Component data from apps and pages
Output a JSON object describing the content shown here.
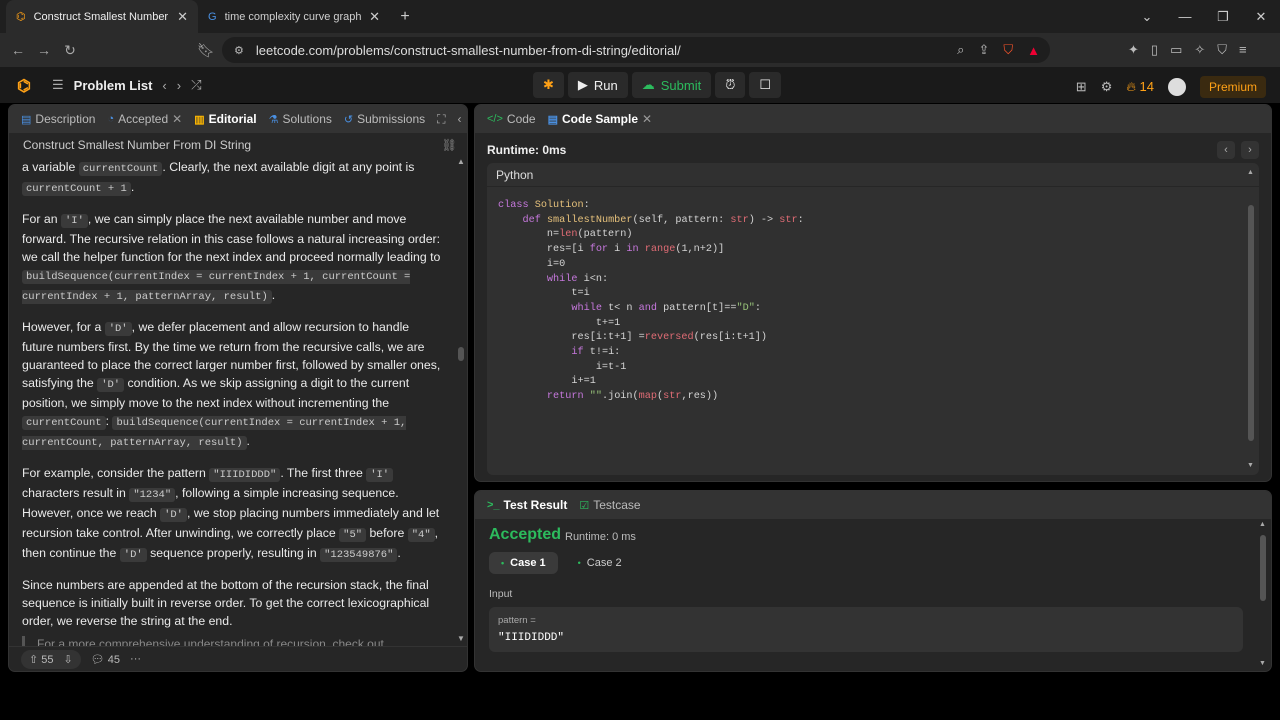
{
  "browser": {
    "tabs": [
      {
        "title": "Construct Smallest Number From DI String"
      },
      {
        "title": "time complexity curve graph - Google Search"
      }
    ],
    "url": "leetcode.com/problems/construct-smallest-number-from-di-string/editorial/",
    "ext_badge": "0"
  },
  "lc": {
    "problem_list": "Problem List",
    "run": "Run",
    "submit": "Submit",
    "streak": "14",
    "premium": "Premium"
  },
  "left_tabs": {
    "description": "Description",
    "accepted": "Accepted",
    "editorial": "Editorial",
    "solutions": "Solutions",
    "submissions": "Submissions"
  },
  "editorial": {
    "title": "Construct Smallest Number From DI String",
    "p1": {
      "a": "a variable ",
      "c1": "currentCount",
      "b": ". Clearly, the next available digit at any point is ",
      "c2": "currentCount + 1",
      "d": "."
    },
    "p2": {
      "a": "For an ",
      "c1": "'I'",
      "b": ", we can simply place the next available number and move forward. The recursive relation in this case follows a natural increasing order: we call the helper function for the next index and proceed normally leading to ",
      "c2": "buildSequence(currentIndex = currentIndex + 1, currentCount = currentIndex + 1, patternArray, result)",
      "d": "."
    },
    "p3": {
      "a": "However, for a ",
      "c1": "'D'",
      "b": ", we defer placement and allow recursion to handle future numbers first. By the time we return from the recursive calls, we are guaranteed to place the correct larger number first, followed by smaller ones, satisfying the ",
      "c2": "'D'",
      "c": " condition. As we skip assigning a digit to the current position, we simply move to the next index without incrementing the ",
      "c3": "currentCount",
      "e": ": ",
      "c4": "buildSequence(currentIndex = currentIndex + 1, currentCount, patternArray, result)",
      "d": "."
    },
    "p4": {
      "a": "For example, consider the pattern ",
      "c1": "\"IIIDIDDD\"",
      "b": ". The first three ",
      "c2": "'I'",
      "c": " characters result in ",
      "c3": "\"1234\"",
      "e": ", following a simple increasing sequence. However, once we reach ",
      "c4": "'D'",
      "f": ", we stop placing numbers immediately and let recursion take control. After unwinding, we correctly place ",
      "c5": "\"5\"",
      "g": " before ",
      "c6": "\"4\"",
      "h": ", then continue the ",
      "c7": "'D'",
      "i": " sequence properly, resulting in ",
      "c8": "\"123549876\"",
      "d": "."
    },
    "p5": "Since numbers are appended at the bottom of the recursion stack, the final sequence is initially built in reverse order. To get the correct lexicographical order, we reverse the string at the end.",
    "p6": "For a more comprehensive understanding of recursion, check out",
    "upvotes": "55",
    "comments": "45"
  },
  "right_tabs": {
    "code": "Code",
    "code_sample": "Code Sample"
  },
  "code_panel": {
    "runtime": "Runtime: 0ms",
    "language": "Python"
  },
  "test": {
    "tab_result": "Test Result",
    "tab_testcase": "Testcase",
    "status": "Accepted",
    "runtime": "Runtime: 0 ms",
    "cases": [
      "Case 1",
      "Case 2"
    ],
    "input_label": "Input",
    "param_name": "pattern =",
    "param_value": "\"IIIDIDDD\""
  },
  "icons": [
    "back-icon",
    "forward-icon",
    "reload-icon",
    "bookmark-icon",
    "site-info-icon",
    "zoom-icon",
    "share-icon",
    "brave-shield-icon",
    "extension-icon",
    "sidebar-icon",
    "wallet-icon",
    "leetcode-logo-icon",
    "list-icon",
    "shuffle-icon",
    "debug-icon",
    "play-icon",
    "upload-icon",
    "timer-icon",
    "note-icon",
    "grid-icon",
    "settings-icon",
    "fire-icon",
    "expand-icon",
    "collapse-icon",
    "link-icon",
    "upvote-icon",
    "downvote-icon",
    "comment-icon",
    "more-icon"
  ]
}
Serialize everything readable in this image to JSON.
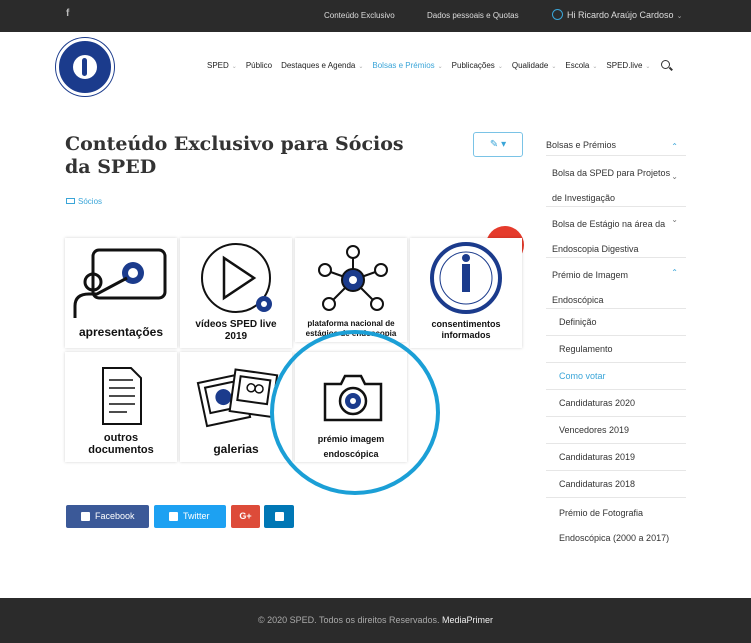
{
  "topbar": {
    "social": "f",
    "link1": "Conteúdo Exclusivo",
    "link2": "Dados pessoais e Quotas",
    "user": "Hi Ricardo Araújo Cardoso",
    "caret": "⌄"
  },
  "nav": {
    "items": [
      {
        "label": "SPED",
        "caret": true
      },
      {
        "label": "Público",
        "caret": false
      },
      {
        "label": "Destaques e Agenda",
        "caret": true
      },
      {
        "label": "Bolsas e Prémios",
        "caret": true,
        "active": true
      },
      {
        "label": "Publicações",
        "caret": true
      },
      {
        "label": "Qualidade",
        "caret": true
      },
      {
        "label": "Escola",
        "caret": true
      },
      {
        "label": "SPED.live",
        "caret": true
      }
    ],
    "caret_glyph": "⌄"
  },
  "main": {
    "title": "Conteúdo Exclusivo para Sócios da SPED",
    "edit_icon": "✎ ▾",
    "breadcrumb": "Sócios"
  },
  "tiles": {
    "apresentacoes": "apresentações",
    "videos_line1": "vídeos SPED live",
    "videos_line2": "2019",
    "plataforma_line1": "plataforma nacional de",
    "plataforma_line2": "estágios de endoscopia",
    "consent_line1": "consentimentos",
    "consent_line2": "informados",
    "outros_line1": "outros",
    "outros_line2": "documentos",
    "galerias": "galerias",
    "premio_line1": "prémio imagem",
    "premio_line2": "endoscópica"
  },
  "share": {
    "facebook": "Facebook",
    "twitter": "Twitter",
    "gplus": "G+"
  },
  "sidebar": {
    "heading": "Bolsas e Prémios",
    "items": [
      {
        "label": "Bolsa da SPED para Projetos"
      },
      {
        "label": "de Investigação"
      },
      {
        "label": "Bolsa de Estágio na área da"
      },
      {
        "label": "Endoscopia Digestiva"
      },
      {
        "label": "Prémio de Imagem"
      },
      {
        "label": "Endoscópica"
      },
      {
        "label": "Definição"
      },
      {
        "label": "Regulamento"
      },
      {
        "label": "Como votar"
      },
      {
        "label": "Candidaturas 2020"
      },
      {
        "label": "Vencedores 2019"
      },
      {
        "label": "Candidaturas 2019"
      },
      {
        "label": "Candidaturas 2018"
      },
      {
        "label": "Prémio de Fotografia"
      },
      {
        "label": "Endoscópica (2000 a 2017)"
      }
    ],
    "arrow_up": "⌃",
    "arrow_down": "⌄"
  },
  "footer": {
    "text": "© 2020 SPED. Todos os direitos Reservados.",
    "brand": "MediaPrimer"
  },
  "colors": {
    "accent": "#3aa5d8",
    "topbar": "#2b2b2b",
    "highlight": "#1b9fd6"
  }
}
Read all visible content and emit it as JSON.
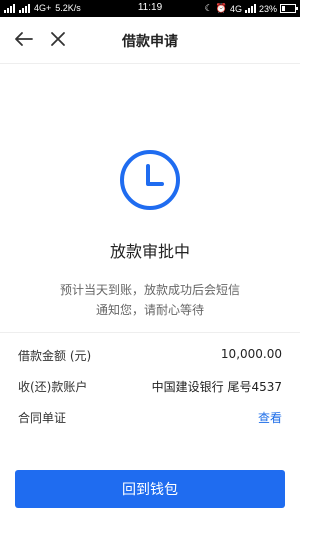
{
  "status_bar": {
    "carrier_text": "4G+",
    "speed": "5.2K/s",
    "time": "11:19",
    "network_right": "4G",
    "battery": "23%"
  },
  "navbar": {
    "title": "借款申请"
  },
  "status": {
    "title": "放款审批中",
    "desc_line1": "预计当天到账，放款成功后会短信",
    "desc_line2": "通知您，请耐心等待"
  },
  "details": {
    "amount_label": "借款金额 (元)",
    "amount_value": "10,000.00",
    "account_label": "收(还)款账户",
    "account_value": "中国建设银行 尾号4537",
    "contract_label": "合同单证",
    "contract_link": "查看"
  },
  "actions": {
    "return_wallet": "回到钱包"
  },
  "colors": {
    "accent": "#1f6cf0",
    "link": "#1e6ee8"
  }
}
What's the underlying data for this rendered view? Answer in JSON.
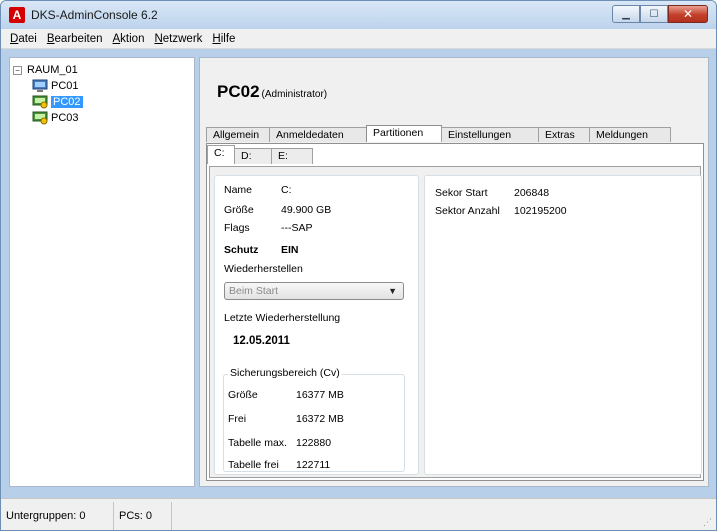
{
  "window": {
    "title": "DKS-AdminConsole 6.2",
    "app_icon": "A"
  },
  "menu": [
    {
      "key": "D",
      "rest": "atei"
    },
    {
      "key": "B",
      "rest": "earbeiten"
    },
    {
      "key": "A",
      "rest": "ktion"
    },
    {
      "key": "N",
      "rest": "etzwerk"
    },
    {
      "key": "H",
      "rest": "ilfe"
    }
  ],
  "tree": {
    "root": "RAUM_01",
    "items": [
      "PC01",
      "PC02",
      "PC03"
    ],
    "selected": "PC02"
  },
  "header": {
    "pc_name": "PC02",
    "role": "(Administrator)"
  },
  "tabs": [
    "Allgemein",
    "Anmeldedaten",
    "Partitionen",
    "Einstellungen",
    "Extras",
    "Meldungen"
  ],
  "active_tab": "Partitionen",
  "subtabs": [
    "C:",
    "D:",
    "E:"
  ],
  "active_subtab": "C:",
  "partition": {
    "name_label": "Name",
    "name_value": "C:",
    "size_label": "Größe",
    "size_value": "49.900 GB",
    "flags_label": "Flags",
    "flags_value": "---SAP",
    "protect_label": "Schutz",
    "protect_value": "EIN",
    "restore_label": "Wiederherstellen",
    "restore_option": "Beim Start",
    "last_restore_label": "Letzte Wiederherstellung",
    "last_restore_value": "12.05.2011",
    "backup": {
      "title": "Sicherungsbereich (Cv)",
      "size_label": "Größe",
      "size_value": "16377 MB",
      "free_label": "Frei",
      "free_value": "16372 MB",
      "table_max_label": "Tabelle max.",
      "table_max_value": "122880",
      "table_free_label": "Tabelle frei",
      "table_free_value": "122711"
    },
    "sector_start_label": "Sekor Start",
    "sector_start_value": "206848",
    "sector_count_label": "Sektor Anzahl",
    "sector_count_value": "102195200"
  },
  "status": {
    "subgroups": "Untergruppen: 0",
    "pcs": "PCs: 0"
  }
}
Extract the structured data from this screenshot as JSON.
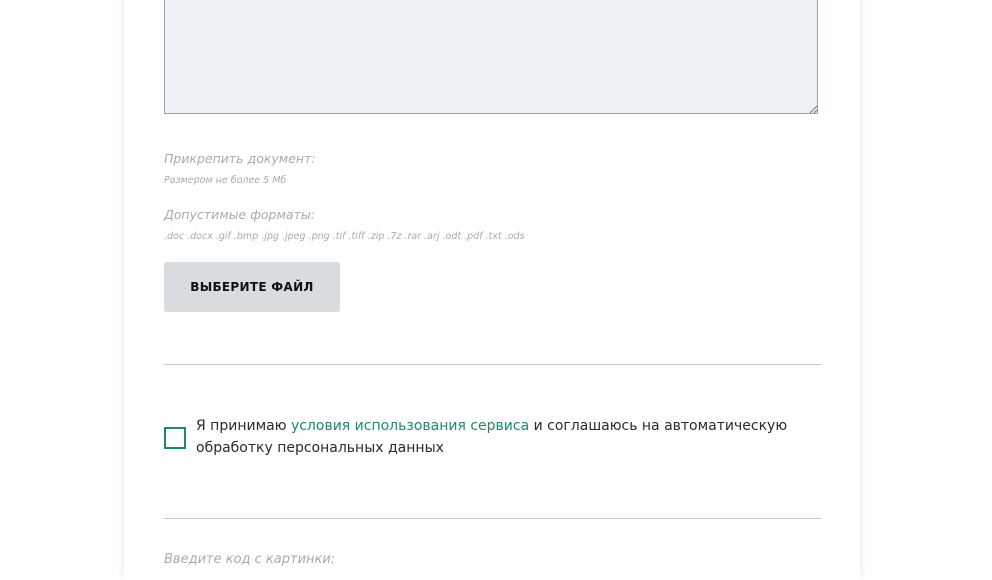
{
  "attachment": {
    "label": "Прикрепить документ:",
    "size_hint": "Размером не более 5 Мб",
    "formats_label": "Допустимые форматы:",
    "formats_list": ".doc .docx .gif .bmp .jpg .jpeg .png .tif .tiff .zip .7z .rar .arj .odt .pdf .txt .ods",
    "choose_file_label": "ВЫБЕРИТЕ ФАЙЛ"
  },
  "consent": {
    "prefix": "Я принимаю ",
    "link_text": "условия использования сервиса",
    "suffix": " и соглашаюсь на автоматическую обработку персональных данных",
    "checked": false
  },
  "captcha": {
    "label": "Введите код с картинки:"
  },
  "colors": {
    "accent": "#1d8a6b",
    "muted_text": "#a6abb0",
    "button_bg": "#d8dcde",
    "textarea_bg": "#eef2f5"
  }
}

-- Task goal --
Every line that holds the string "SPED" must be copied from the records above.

-- Task solution --
        "label": "SPED",
        "label": "SPED.live",
    "title": "Conteúdo Exclusivo para Sócios da SPED",
    "videos_line1": "vídeos SPED live",
        "label": "Bolsa da SPED para Projetos"
    "text": "© 2020 SPED. Todos os direitos Reservados.",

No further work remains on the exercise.